I like that I can now use the S Pen to magnify parts of the screen, multitask between two apps, or instantly translate text using Google’s Translate services. Artists might appreciate the new color blending features available when drawing in Samsung’s app. The four disparate apps that Samsung used to package on the Note have been combined into a single Samsung Notes app that’s easier to use and simpler to navigate. The ability to take notes right on the phone’s lock screen that debuted with last year’s Note 5 has been expanded with the ability to “pin” notes there for quick access. My only complaint with Samsung Notes is that it doesn’t easily sync with other services, such as Evernote or OneNote, instead relying on Samsung’s own proprietary backup and sync. (You can share notes to other apps, but that can only be done one note at a time and is rather tedious.)

Earlier versions of the Note weren’t able to convince me that the S Pen was a necessary tool, and I’m not sure that the Note 7 does the job either.
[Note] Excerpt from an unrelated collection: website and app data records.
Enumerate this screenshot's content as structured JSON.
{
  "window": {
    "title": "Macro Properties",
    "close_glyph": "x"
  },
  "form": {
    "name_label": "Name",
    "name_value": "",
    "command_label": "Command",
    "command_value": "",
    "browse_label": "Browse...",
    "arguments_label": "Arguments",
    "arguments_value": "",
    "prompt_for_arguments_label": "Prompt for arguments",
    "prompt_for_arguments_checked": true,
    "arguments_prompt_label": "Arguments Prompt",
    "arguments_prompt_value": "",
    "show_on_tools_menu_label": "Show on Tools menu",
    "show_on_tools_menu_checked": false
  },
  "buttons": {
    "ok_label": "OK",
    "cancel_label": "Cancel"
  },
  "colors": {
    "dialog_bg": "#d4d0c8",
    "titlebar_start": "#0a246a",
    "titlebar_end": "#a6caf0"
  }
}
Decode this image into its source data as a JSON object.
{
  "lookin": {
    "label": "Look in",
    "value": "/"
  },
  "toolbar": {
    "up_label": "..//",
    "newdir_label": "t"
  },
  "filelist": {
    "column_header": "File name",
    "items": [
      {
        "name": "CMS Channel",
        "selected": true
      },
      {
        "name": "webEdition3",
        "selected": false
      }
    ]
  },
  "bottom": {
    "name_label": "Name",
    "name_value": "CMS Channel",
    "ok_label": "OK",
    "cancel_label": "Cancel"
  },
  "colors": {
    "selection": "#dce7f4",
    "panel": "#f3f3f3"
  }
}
But its enhanced features at least have me thinking about it more.